[Element data from apps and pages]
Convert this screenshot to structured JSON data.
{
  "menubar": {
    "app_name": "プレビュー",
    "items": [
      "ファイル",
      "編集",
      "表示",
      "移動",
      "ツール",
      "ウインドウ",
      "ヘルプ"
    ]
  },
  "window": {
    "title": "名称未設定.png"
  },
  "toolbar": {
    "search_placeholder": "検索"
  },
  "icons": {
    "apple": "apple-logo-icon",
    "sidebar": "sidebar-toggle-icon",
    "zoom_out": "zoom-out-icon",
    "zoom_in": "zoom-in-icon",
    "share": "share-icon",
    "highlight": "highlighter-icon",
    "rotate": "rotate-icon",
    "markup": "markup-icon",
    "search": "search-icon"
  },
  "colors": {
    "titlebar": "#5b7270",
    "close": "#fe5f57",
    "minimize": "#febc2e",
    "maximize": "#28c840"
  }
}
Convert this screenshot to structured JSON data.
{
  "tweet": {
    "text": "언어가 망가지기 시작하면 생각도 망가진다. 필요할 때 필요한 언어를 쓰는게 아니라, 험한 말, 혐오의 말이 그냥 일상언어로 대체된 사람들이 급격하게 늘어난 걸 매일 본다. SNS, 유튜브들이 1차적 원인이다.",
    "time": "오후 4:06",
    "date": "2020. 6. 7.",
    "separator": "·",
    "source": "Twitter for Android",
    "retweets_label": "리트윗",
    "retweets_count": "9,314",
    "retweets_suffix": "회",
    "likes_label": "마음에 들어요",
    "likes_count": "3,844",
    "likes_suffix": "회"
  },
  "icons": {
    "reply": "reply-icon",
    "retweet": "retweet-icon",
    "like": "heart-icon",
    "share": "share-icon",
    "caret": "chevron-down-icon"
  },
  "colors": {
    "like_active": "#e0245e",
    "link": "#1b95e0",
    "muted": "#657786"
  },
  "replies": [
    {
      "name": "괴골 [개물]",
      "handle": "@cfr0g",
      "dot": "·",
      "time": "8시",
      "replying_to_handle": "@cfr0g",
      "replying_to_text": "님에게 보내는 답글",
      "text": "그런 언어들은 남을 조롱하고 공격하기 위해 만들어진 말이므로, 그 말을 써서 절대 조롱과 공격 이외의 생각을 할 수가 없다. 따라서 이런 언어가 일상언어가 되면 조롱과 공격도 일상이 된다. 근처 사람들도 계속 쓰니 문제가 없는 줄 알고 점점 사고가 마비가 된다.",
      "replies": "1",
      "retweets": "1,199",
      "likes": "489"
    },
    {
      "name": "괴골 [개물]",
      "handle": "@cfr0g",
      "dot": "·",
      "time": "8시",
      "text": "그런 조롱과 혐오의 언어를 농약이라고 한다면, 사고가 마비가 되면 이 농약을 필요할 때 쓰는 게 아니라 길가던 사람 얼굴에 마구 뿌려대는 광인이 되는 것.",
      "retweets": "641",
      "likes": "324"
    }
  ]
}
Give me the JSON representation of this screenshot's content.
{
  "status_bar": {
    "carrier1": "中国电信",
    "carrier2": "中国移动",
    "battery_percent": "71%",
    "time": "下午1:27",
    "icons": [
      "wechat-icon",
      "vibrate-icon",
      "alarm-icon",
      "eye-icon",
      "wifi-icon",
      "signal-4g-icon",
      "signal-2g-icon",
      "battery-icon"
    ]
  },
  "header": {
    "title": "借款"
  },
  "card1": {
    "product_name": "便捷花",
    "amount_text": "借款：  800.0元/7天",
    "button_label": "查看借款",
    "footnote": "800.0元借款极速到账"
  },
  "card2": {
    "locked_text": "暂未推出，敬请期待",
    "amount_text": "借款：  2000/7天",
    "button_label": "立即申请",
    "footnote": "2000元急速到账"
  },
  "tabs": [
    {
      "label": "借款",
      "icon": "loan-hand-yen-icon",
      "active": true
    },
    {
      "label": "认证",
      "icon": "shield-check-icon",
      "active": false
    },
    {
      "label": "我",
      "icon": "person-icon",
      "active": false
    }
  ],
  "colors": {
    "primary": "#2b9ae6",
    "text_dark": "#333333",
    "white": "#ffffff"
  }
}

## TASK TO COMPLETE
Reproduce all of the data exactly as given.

## RESPONSE AREA
Convert this screenshot to structured JSON data.
{
  "menubar": {
    "app_name": "プレビュー",
    "items": [
      "ファイル",
      "編集",
      "表示",
      "移動",
      "ツール",
      "ウインドウ",
      "ヘルプ"
    ]
  },
  "window": {
    "title": "名称未設定.png"
  },
  "toolbar": {
    "search_placeholder": "検索"
  },
  "icons": {
    "apple": "apple-logo-icon",
    "sidebar": "sidebar-toggle-icon",
    "zoom_out": "zoom-out-icon",
    "zoom_in": "zoom-in-icon",
    "share": "share-icon",
    "highlight": "highlighter-icon",
    "rotate": "rotate-icon",
    "markup": "markup-icon",
    "search": "search-icon"
  },
  "colors": {
    "titlebar": "#5b7270",
    "close": "#fe5f57",
    "minimize": "#febc2e",
    "maximize": "#28c840"
  }
}
Convert this screenshot to structured JSON data.
{
  "tweet": {
    "text": "언어가 망가지기 시작하면 생각도 망가진다. 필요할 때 필요한 언어를 쓰는게 아니라, 험한 말, 혐오의 말이 그냥 일상언어로 대체된 사람들이 급격하게 늘어난 걸 매일 본다. SNS, 유튜브들이 1차적 원인이다.",
    "time": "오후 4:06",
    "date": "2020. 6. 7.",
    "separator": "·",
    "source": "Twitter for Android",
    "retweets_label": "리트윗",
    "retweets_count": "9,314",
    "retweets_suffix": "회",
    "likes_label": "마음에 들어요",
    "likes_count": "3,844",
    "likes_suffix": "회"
  },
  "icons": {
    "reply": "reply-icon",
    "retweet": "retweet-icon",
    "like": "heart-icon",
    "share": "share-icon",
    "caret": "chevron-down-icon"
  },
  "colors": {
    "like_active": "#e0245e",
    "link": "#1b95e0",
    "muted": "#657786"
  },
  "replies": [
    {
      "name": "괴골 [개물]",
      "handle": "@cfr0g",
      "dot": "·",
      "time": "8시",
      "replying_to_handle": "@cfr0g",
      "replying_to_text": "님에게 보내는 답글",
      "text": "그런 언어들은 남을 조롱하고 공격하기 위해 만들어진 말이므로, 그 말을 써서 절대 조롱과 공격 이외의 생각을 할 수가 없다. 따라서 이런 언어가 일상언어가 되면 조롱과 공격도 일상이 된다. 근처 사람들도 계속 쓰니 문제가 없는 줄 알고 점점 사고가 마비가 된다.",
      "replies": "1",
      "retweets": "1,199",
      "likes": "489"
    },
    {
      "name": "괴골 [개물]",
      "handle": "@cfr0g",
      "dot": "·",
      "time": "8시",
      "text": "그런 조롱과 혐오의 언어를 농약이라고 한다면, 사고가 마비가 되면 이 농약을 필요할 때 쓰는 게 아니라 길가던 사람 얼굴에 마구 뿌려대는 광인이 되는 것.",
      "retweets": "641",
      "likes": "324"
    }
  ]
}
Give me the JSON representation of this screenshot's content.
{
  "status_bar": {
    "carrier1": "中国电信",
    "carrier2": "中国移动",
    "battery_percent": "71%",
    "time": "下午1:27",
    "icons": [
      "wechat-icon",
      "vibrate-icon",
      "alarm-icon",
      "eye-icon",
      "wifi-icon",
      "signal-4g-icon",
      "signal-2g-icon",
      "battery-icon"
    ]
  },
  "header": {
    "title": "借款"
  },
  "card1": {
    "product_name": "便捷花",
    "amount_text": "借款：  800.0元/7天",
    "button_label": "查看借款",
    "footnote": "800.0元借款极速到账"
  },
  "card2": {
    "locked_text": "暂未推出，敬请期待",
    "amount_text": "借款：  2000/7天",
    "button_label": "立即申请",
    "footnote": "2000元急速到账"
  },
  "tabs": [
    {
      "label": "借款",
      "icon": "loan-hand-yen-icon",
      "active": true
    },
    {
      "label": "认证",
      "icon": "shield-check-icon",
      "active": false
    },
    {
      "label": "我",
      "icon": "person-icon",
      "active": false
    }
  ],
  "colors": {
    "primary": "#2b9ae6",
    "text_dark": "#333333",
    "white": "#ffffff"
  }
}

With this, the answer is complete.